We argue that an urban agenda which prioritizes the following goals, as difficult as they may be, is still urgently needed. Often popular complaints are limited in scope to solving an immediate problem: These are legitimate problems, but require limited solutions. Rarely does a demand for adequate utility services escalate to demands and a long-term pragmatic strategy to change the nature of service delivery or the distribution of services throughout the city.
Demands to save a community from demolition do not escalate into demands to insist on more deliberative, accountable, inclusive, and participatory urban planning in Egypt or rejecting predominant neoliberal economic regime. Instead, ministerial roles and responsibilities are so opaque and sometimes unclear even to government officials themselves that citizens are sometimes at a loss about which Minister, Ministry, or parastatal to target. The government knows this and tries to maintain its bureaucratic interests, insulate itself from the public, and serve the rulers at the top, continuing their paternalistic and autocratic relationships with their citizens.
Nevertheless, it is state policies and regulations which need transformation so that the state can serve the larger public interest. Involving citizens in the planning process can be difficult and more complicated for them.
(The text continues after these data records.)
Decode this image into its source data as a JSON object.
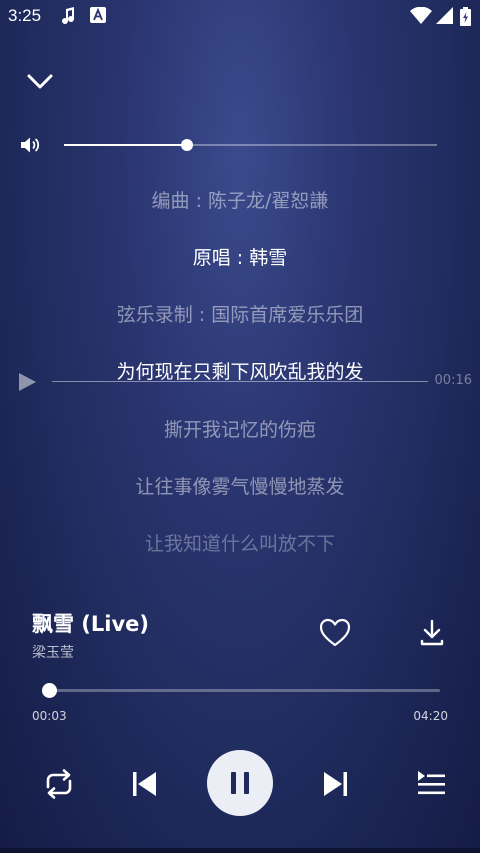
{
  "status_bar": {
    "time": "3:25",
    "icons": [
      "music-note-icon",
      "notification-a-icon",
      "wifi-icon",
      "signal-icon",
      "battery-charging-icon"
    ]
  },
  "header": {
    "collapse_icon": "chevron-down-icon"
  },
  "volume": {
    "icon": "speaker-icon",
    "level": 0.33
  },
  "lyrics": {
    "lines": [
      "编曲 : 陈子龙/翟恕謙",
      "原唱 : 韩雪",
      "弦乐录制 : 国际首席爱乐乐团",
      "为何现在只剩下风吹乱我的发",
      "撕开我记忆的伤疤",
      "让往事像雾气慢慢地蒸发",
      "让我知道什么叫放不下"
    ],
    "current_index": 1,
    "seek_time": "00:16"
  },
  "song": {
    "title": "飘雪 (Live)",
    "artist": "梁玉莹"
  },
  "progress": {
    "current": "00:03",
    "total": "04:20",
    "fraction": 0.012
  },
  "controls": {
    "repeat_icon": "repeat-icon",
    "prev_icon": "skip-previous-icon",
    "pause_icon": "pause-icon",
    "next_icon": "skip-next-icon",
    "playlist_icon": "playlist-icon"
  },
  "colors": {
    "accent": "#ffffff",
    "background": "#1f2a5c",
    "pause_button": "#eceef5"
  }
}
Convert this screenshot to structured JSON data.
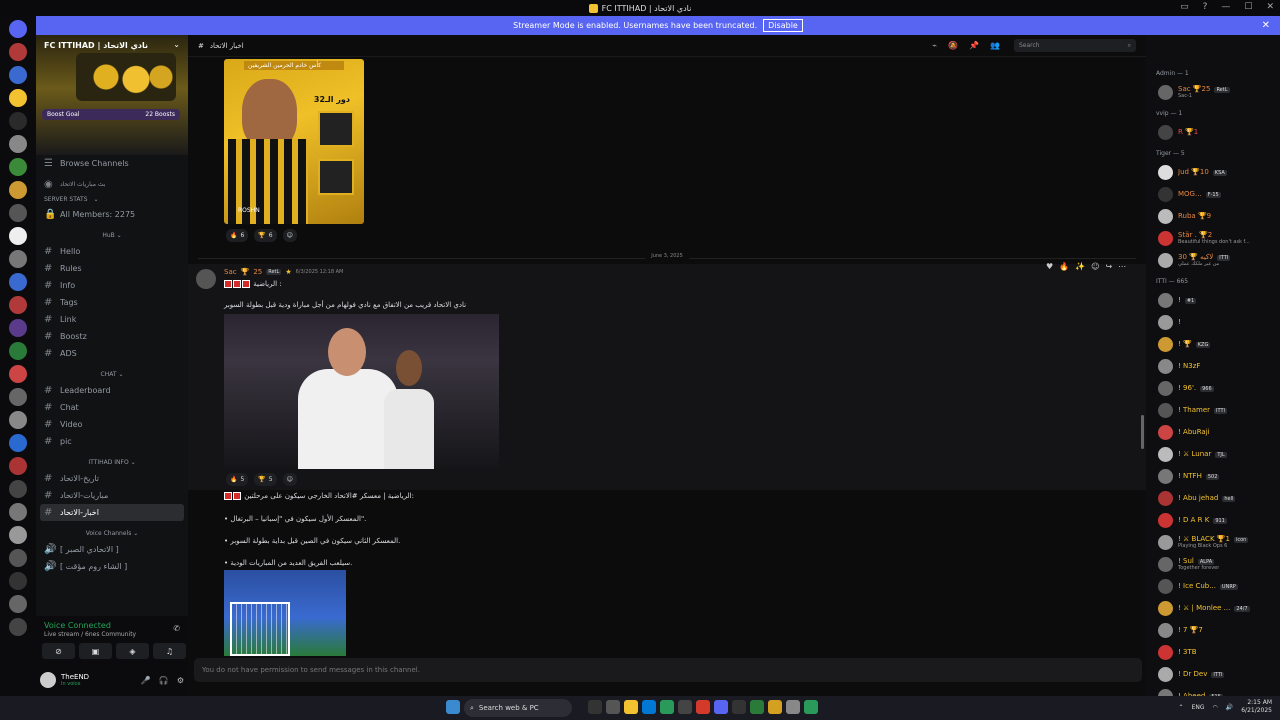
{
  "window": {
    "title": "FC ITTIHAD | نادي الاتحاد"
  },
  "banner": {
    "text": "Streamer Mode is enabled. Usernames have been truncated.",
    "button": "Disable"
  },
  "server": {
    "name": "FC ITTIHAD | نادي الاتحاد",
    "boost_goal": "Boost Goal",
    "boosts": "22 Boosts",
    "browse": "Browse Channels"
  },
  "channels": {
    "top": "بث مباريات الاتحاد",
    "cat_stats": "SERVER STATS",
    "all_members": "All Members: 2275",
    "cat_hub": "HuB",
    "hub": [
      "Hello",
      "Rules",
      "Info",
      "Tags",
      "Link",
      "Boostz",
      "ADS"
    ],
    "cat_chat": "CHAT",
    "chat": [
      "Leaderboard",
      "Chat",
      "Video",
      "pic"
    ],
    "cat_info": "ITTIHAD INFO",
    "info": [
      "تاريخ-الاتحاد",
      "مباريات-الاتحاد",
      "اخبار-الاتحاد"
    ],
    "cat_voice": "Voice Channels",
    "voice": [
      "[ الاتحادي الصبر ]",
      "[ الشاء روم مؤقت ]"
    ]
  },
  "voice": {
    "connected": "Voice Connected",
    "detail": "Live stream / 6nes Community"
  },
  "user": {
    "name": "TheEND",
    "status": "In voice"
  },
  "main": {
    "channel": "اخبار الاتحاد",
    "search_placeholder": "Search",
    "poster_top": "كأس خادم الحرمين الشريفين",
    "poster_round": "دور الـ32",
    "poster_sponsor": "ROSHN",
    "reactions1": [
      {
        "emoji": "🔥",
        "count": "6"
      },
      {
        "emoji": "🏆",
        "count": "6"
      }
    ],
    "date_divider": "June 3, 2025",
    "author": "Sac",
    "author_badge": "25",
    "author_tag": "RetL",
    "timestamp": "6/3/2025 12:18 AM",
    "line1": "الرياضية :",
    "line2": "نادي الاتحاد قريب من الاتفاق مع نادي فولهام من أجل مباراة ودية قبل بطولة السوبر",
    "reactions2": [
      {
        "emoji": "🔥",
        "count": "5"
      },
      {
        "emoji": "🏆",
        "count": "5"
      }
    ],
    "line3": "الرياضية | معسكر #الاتحاد الخارجي سيكون على مرحلتين:",
    "line4": "• المعسكر الأول سيكون في \"إسبانيا – البرتغال\".",
    "line5": "• المعسكر الثاني سيكون في الصين قبل بداية بطولة السوبر.",
    "line6": "• سيلعب الفريق العديد من المباريات الودية.",
    "input_placeholder": "You do not have permission to send messages in this channel."
  },
  "members": {
    "groups": [
      {
        "label": "Admin — 1",
        "items": [
          {
            "name": "Sac 🏆25",
            "sub": "Sac-1",
            "color": "#e7863f",
            "av": "#666",
            "tag": "RetL"
          }
        ]
      },
      {
        "label": "vvip — 1",
        "items": [
          {
            "name": "R 🏆1",
            "sub": "",
            "color": "#f04b4b",
            "av": "#444",
            "tag": ""
          }
        ]
      },
      {
        "label": "Tiger — 5",
        "items": [
          {
            "name": "Jud 🏆10",
            "sub": "",
            "color": "#e7863f",
            "av": "#ddd",
            "tag": "KSA"
          },
          {
            "name": "MOG...",
            "sub": "",
            "color": "#e7863f",
            "av": "#333",
            "tag": "F-15"
          },
          {
            "name": "Ruba 🏆9",
            "sub": "",
            "color": "#e7863f",
            "av": "#bbb",
            "tag": ""
          },
          {
            "name": "Stär . 🏆2",
            "sub": "Beautiful things don't ask f...",
            "color": "#e7863f",
            "av": "#c33",
            "tag": ""
          },
          {
            "name": "30 🏆 لاكيه",
            "sub": "من غير ملكك عملي",
            "color": "#e7863f",
            "av": "#aaa",
            "tag": "ITTI"
          }
        ]
      },
      {
        "label": "ITTI — 665",
        "items": [
          {
            "name": "!",
            "sub": "",
            "color": "#f2c230",
            "av": "#777",
            "tag": "#1"
          },
          {
            "name": "!",
            "sub": "",
            "color": "#f2c230",
            "av": "#999",
            "tag": ""
          },
          {
            "name": "! 🏆",
            "sub": "",
            "color": "#f2c230",
            "av": "#c93",
            "tag": "KZG"
          },
          {
            "name": "! N3zF",
            "sub": "",
            "color": "#f2c230",
            "av": "#888",
            "tag": ""
          },
          {
            "name": "! 96'.",
            "sub": "",
            "color": "#f2c230",
            "av": "#666",
            "tag": "966"
          },
          {
            "name": "! Thamer",
            "sub": "",
            "color": "#f2c230",
            "av": "#555",
            "tag": "ITTI"
          },
          {
            "name": "! AbuRaji",
            "sub": "",
            "color": "#f2c230",
            "av": "#c44",
            "tag": ""
          },
          {
            "name": "! ⚔ Lunar",
            "sub": "",
            "color": "#f2c230",
            "av": "#bbb",
            "tag": "TJL"
          },
          {
            "name": "! NTFH",
            "sub": "",
            "color": "#f2c230",
            "av": "#777",
            "tag": "502"
          },
          {
            "name": "! Abu jehad",
            "sub": "",
            "color": "#f2c230",
            "av": "#a33",
            "tag": "hell"
          },
          {
            "name": "! D A R K",
            "sub": "",
            "color": "#f2c230",
            "av": "#c33",
            "tag": "911"
          },
          {
            "name": "! ⚔ BLACK 🏆1",
            "sub": "Playing Black Ops 6",
            "color": "#f2c230",
            "av": "#999",
            "tag": "icon"
          },
          {
            "name": "! Sul",
            "sub": "Together forever",
            "color": "#f2c230",
            "av": "#666",
            "tag": "ALPA"
          },
          {
            "name": "! Ice Cub...",
            "sub": "",
            "color": "#f2c230",
            "av": "#555",
            "tag": "UNRP"
          },
          {
            "name": "! ⚔ | Monlee ...",
            "sub": "",
            "color": "#f2c230",
            "av": "#c93",
            "tag": "24/7"
          },
          {
            "name": "! 7 🏆7",
            "sub": "",
            "color": "#f2c230",
            "av": "#888",
            "tag": ""
          },
          {
            "name": "! 3TB",
            "sub": "",
            "color": "#f2c230",
            "av": "#c33",
            "tag": ""
          },
          {
            "name": "! Dr Dev",
            "sub": "",
            "color": "#f2c230",
            "av": "#aaa",
            "tag": "ITTI"
          },
          {
            "name": "! Abeed",
            "sub": "",
            "color": "#f2c230",
            "av": "#777",
            "tag": "515"
          }
        ]
      }
    ]
  },
  "taskbar": {
    "search": "Search web & PC",
    "lang": "ENG",
    "time": "2:15 AM",
    "date": "6/21/2025"
  }
}
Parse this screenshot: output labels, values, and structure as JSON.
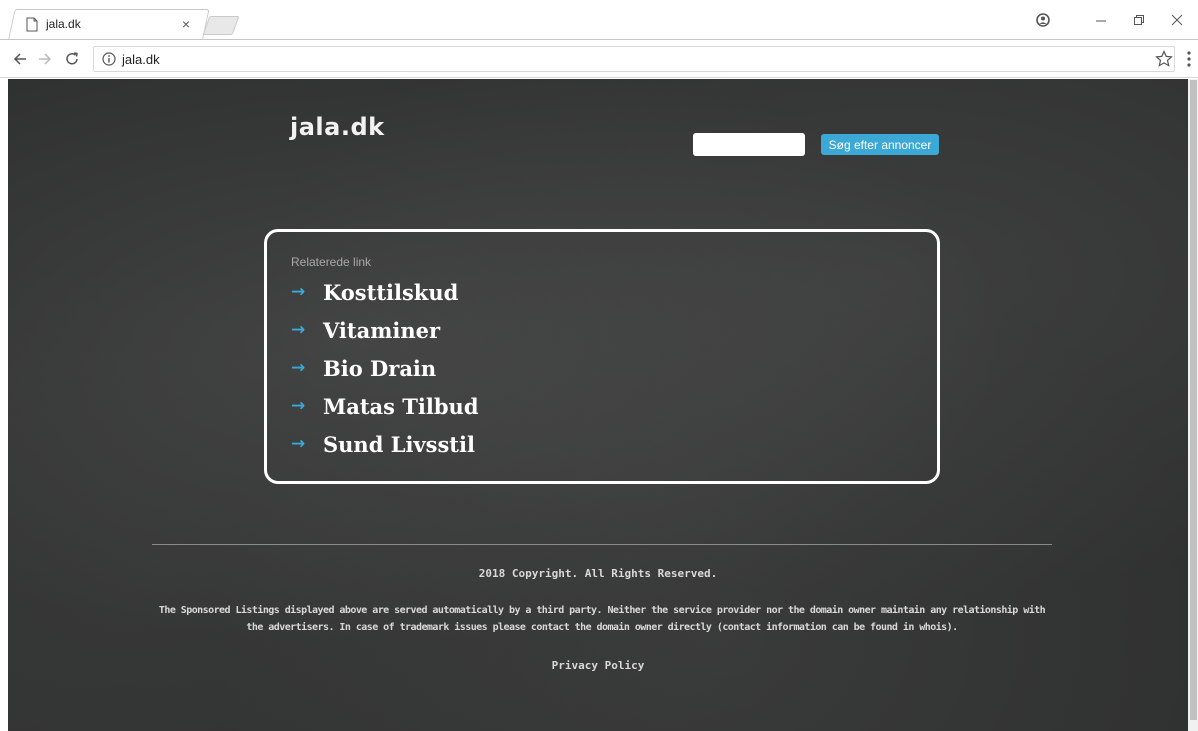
{
  "browser": {
    "tab_title": "jala.dk",
    "tab_close": "×",
    "address": "jala.dk"
  },
  "page": {
    "logo": "jala.dk",
    "search": {
      "value": "",
      "button_label": "Søg efter annoncer"
    },
    "related": {
      "heading": "Relaterede link",
      "links": [
        "Kosttilskud",
        "Vitaminer",
        "Bio Drain",
        "Matas Tilbud",
        "Sund Livsstil"
      ]
    },
    "footer": {
      "copyright": "2018 Copyright. All Rights Reserved.",
      "disclaimer": "The Sponsored Listings displayed above are served automatically by a third party. Neither the service provider nor the domain owner maintain any relationship with the advertisers. In case of trademark issues please contact the domain owner directly (contact information can be found in whois).",
      "privacy_label": "Privacy Policy"
    }
  },
  "colors": {
    "accent": "#3ba8d6",
    "background": "#303131",
    "text": "#ffffff"
  },
  "icons": {
    "link_arrow": "→"
  }
}
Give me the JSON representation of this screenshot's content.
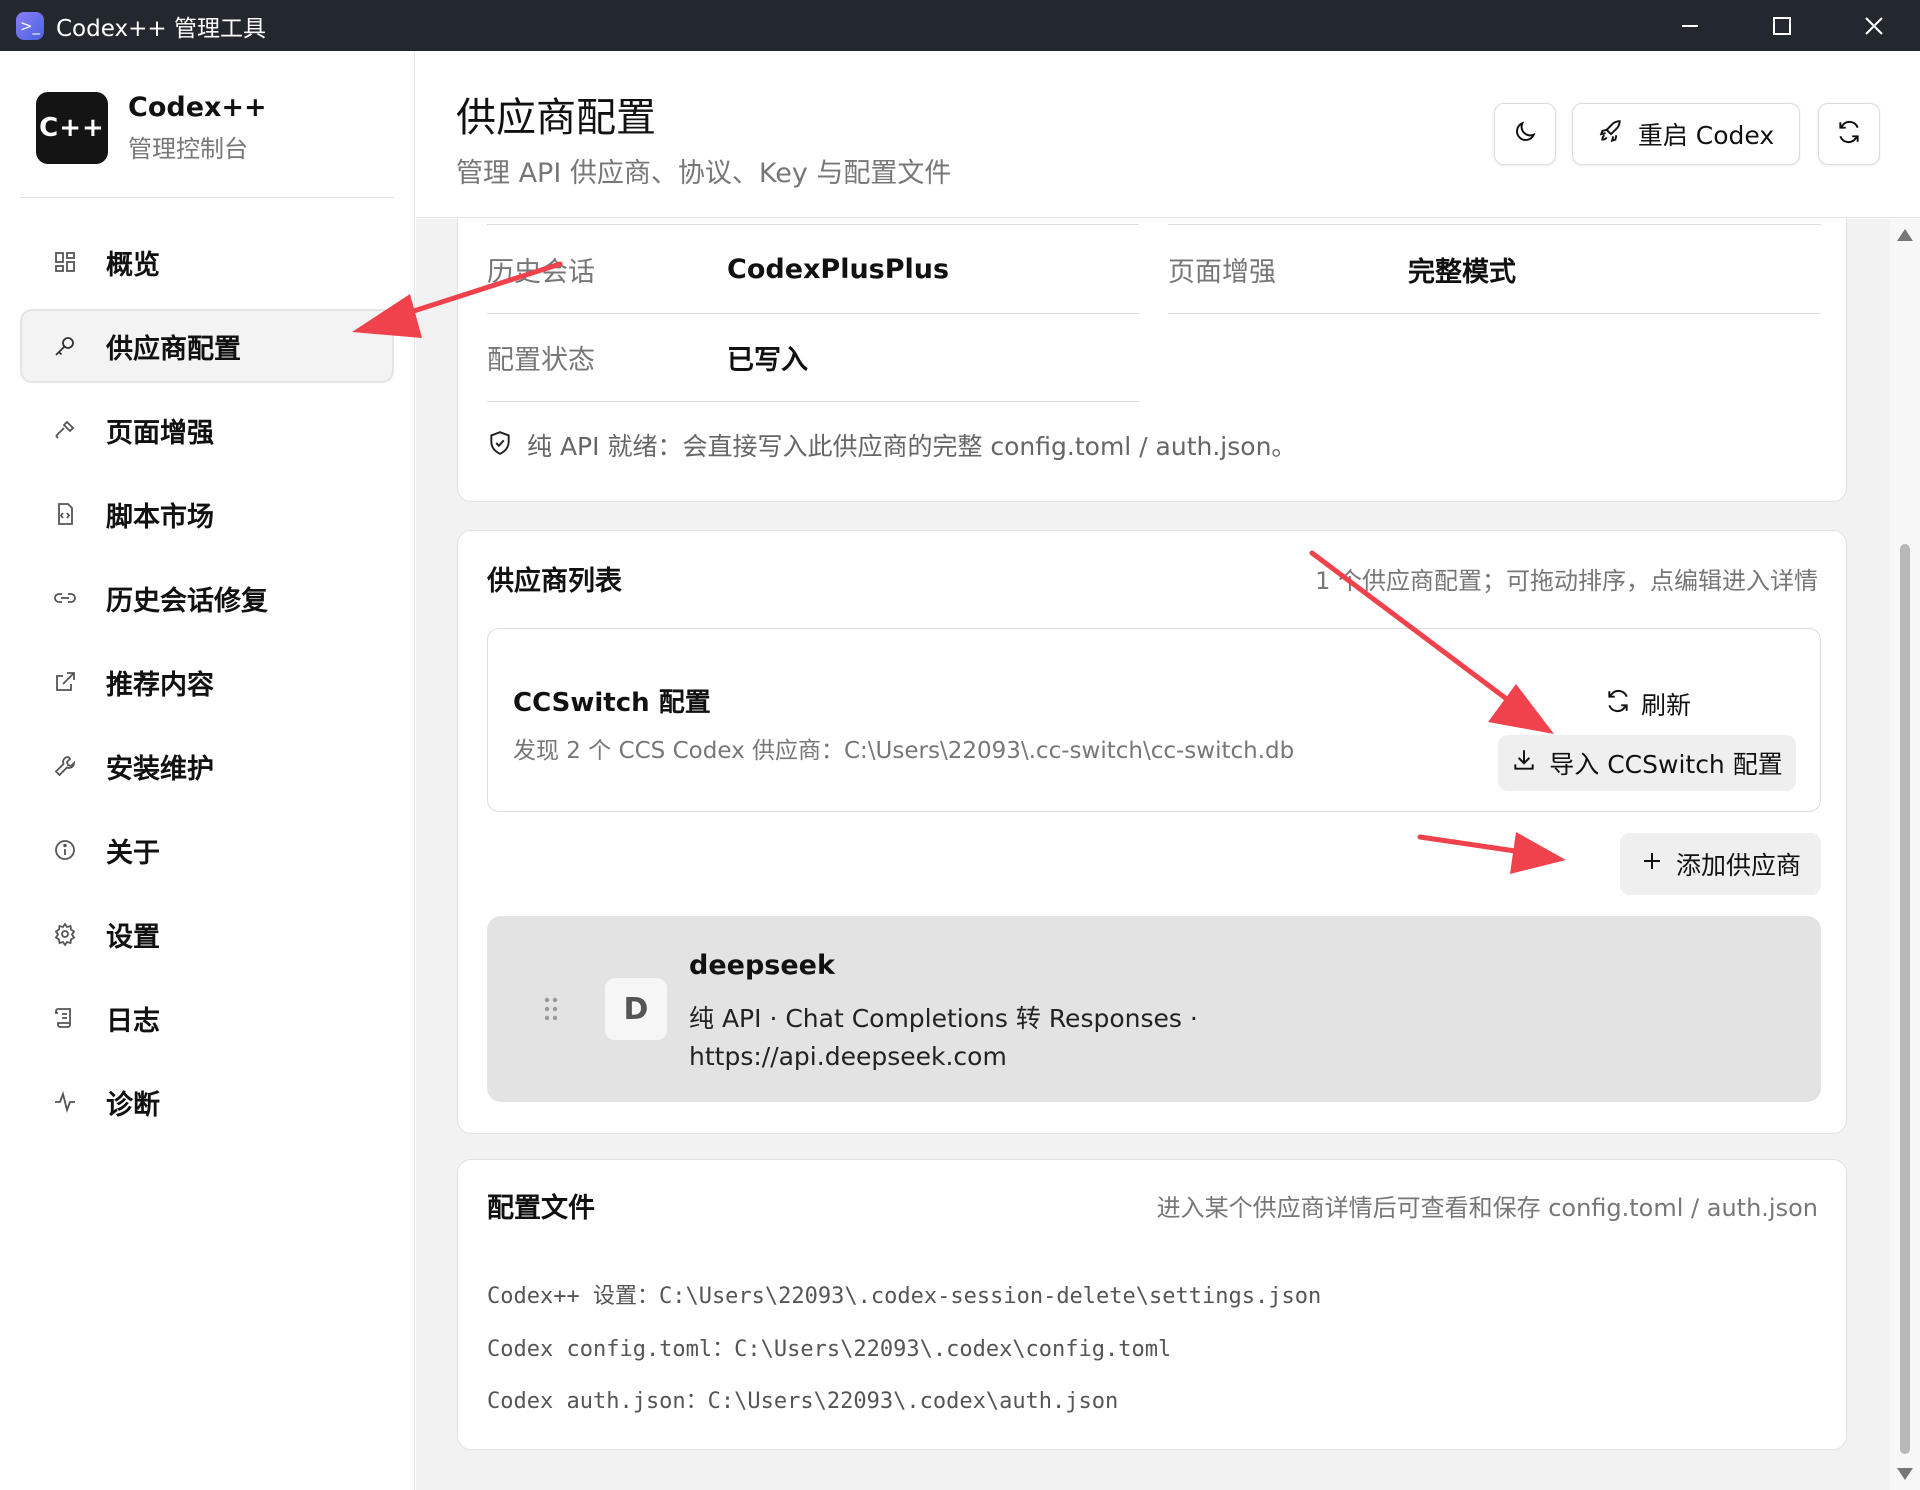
{
  "window": {
    "title": "Codex++ 管理工具"
  },
  "brand": {
    "logo": "C++",
    "name": "Codex++",
    "subtitle": "管理控制台"
  },
  "sidebar": {
    "items": [
      {
        "label": "概览",
        "icon": "grid-icon"
      },
      {
        "label": "供应商配置",
        "icon": "key-icon",
        "active": true
      },
      {
        "label": "页面增强",
        "icon": "hammer-icon"
      },
      {
        "label": "脚本市场",
        "icon": "script-file-icon"
      },
      {
        "label": "历史会话修复",
        "icon": "link-icon"
      },
      {
        "label": "推荐内容",
        "icon": "external-link-icon"
      },
      {
        "label": "安装维护",
        "icon": "wrench-icon"
      },
      {
        "label": "关于",
        "icon": "info-icon"
      },
      {
        "label": "设置",
        "icon": "gear-icon"
      },
      {
        "label": "日志",
        "icon": "scroll-icon"
      },
      {
        "label": "诊断",
        "icon": "activity-icon"
      }
    ]
  },
  "header": {
    "title": "供应商配置",
    "subtitle": "管理 API 供应商、协议、Key 与配置文件",
    "restart_label": "重启 Codex"
  },
  "status_card": {
    "rows": [
      {
        "key": "历史会话",
        "value": "CodexPlusPlus"
      },
      {
        "key": "页面增强",
        "value": "完整模式"
      },
      {
        "key": "配置状态",
        "value": "已写入"
      }
    ],
    "note": "纯 API 就绪：会直接写入此供应商的完整 config.toml / auth.json。"
  },
  "provider_list": {
    "title": "供应商列表",
    "note": "1 个供应商配置；可拖动排序，点编辑进入详情",
    "ccswitch": {
      "title": "CCSwitch 配置",
      "desc": "发现 2 个 CCS Codex 供应商：C:\\Users\\22093\\.cc-switch\\cc-switch.db",
      "refresh_label": "刷新",
      "import_label": "导入 CCSwitch 配置"
    },
    "add_label": "添加供应商",
    "providers": [
      {
        "initial": "D",
        "name": "deepseek",
        "desc_line1": "纯 API · Chat Completions 转 Responses ·",
        "desc_line2": "https://api.deepseek.com"
      }
    ]
  },
  "config_files": {
    "title": "配置文件",
    "note": "进入某个供应商详情后可查看和保存 config.toml / auth.json",
    "lines": [
      "Codex++ 设置：C:\\Users\\22093\\.codex-session-delete\\settings.json",
      "Codex config.toml：C:\\Users\\22093\\.codex\\config.toml",
      "Codex auth.json：C:\\Users\\22093\\.codex\\auth.json"
    ]
  },
  "colors": {
    "annotation_arrow": "#f0424c",
    "title_bar": "#23282e",
    "content_bg": "#f2f2f2"
  }
}
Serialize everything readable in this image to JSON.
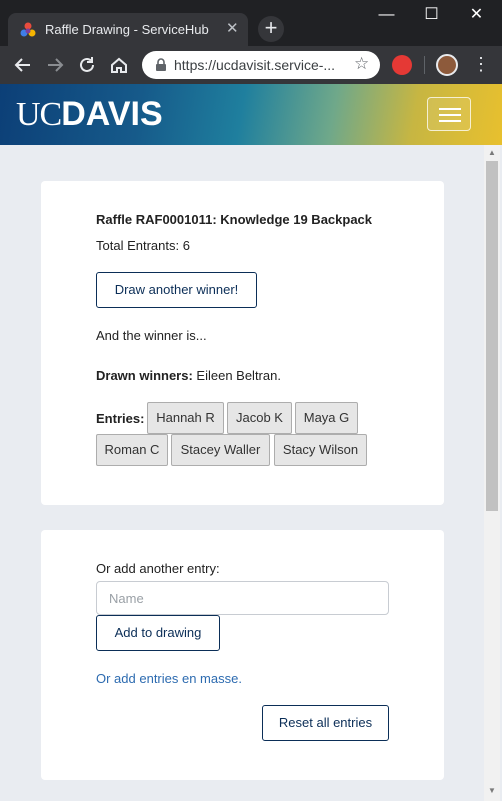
{
  "browser": {
    "tab_title": "Raffle Drawing - ServiceHub",
    "tab_close": "✕",
    "new_tab": "+",
    "url": "https://ucdavisit.service-...",
    "window_controls": {
      "minimize": "—",
      "maximize": "☐",
      "close": "✕"
    }
  },
  "header": {
    "logo_uc": "UC",
    "logo_davis": "DAVIS"
  },
  "raffle": {
    "title": "Raffle RAF0001011: Knowledge 19 Backpack",
    "total_entrants": "Total Entrants: 6",
    "draw_button": "Draw another winner!",
    "winner_text": "And the winner is...",
    "drawn_label": "Drawn winners:",
    "drawn_value": " Eileen Beltran.",
    "entries_label": "Entries:",
    "entries": [
      "Hannah R",
      "Jacob K",
      "Maya G",
      "Roman C",
      "Stacey Waller",
      "Stacy Wilson"
    ]
  },
  "add_entry": {
    "label": "Or add another entry:",
    "input_placeholder": "Name",
    "add_button": "Add to drawing",
    "masse_link": "Or add entries en masse.",
    "reset_button": "Reset all entries"
  }
}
This is not to suggest that there is no place in planning for the rational approach — data is powerful and the Egyptian government should do all they can to improve their data collection efforts — but a vision for a city or neighborhood that derives from the people who live there will not only be more democratic, but will likely be more successful. The Egyptian government has spent billions of Egyptian pounds building dozens of new cities over the past several decades and as part of the National Strategic Plan for urban development, plans to build 44 additional cities by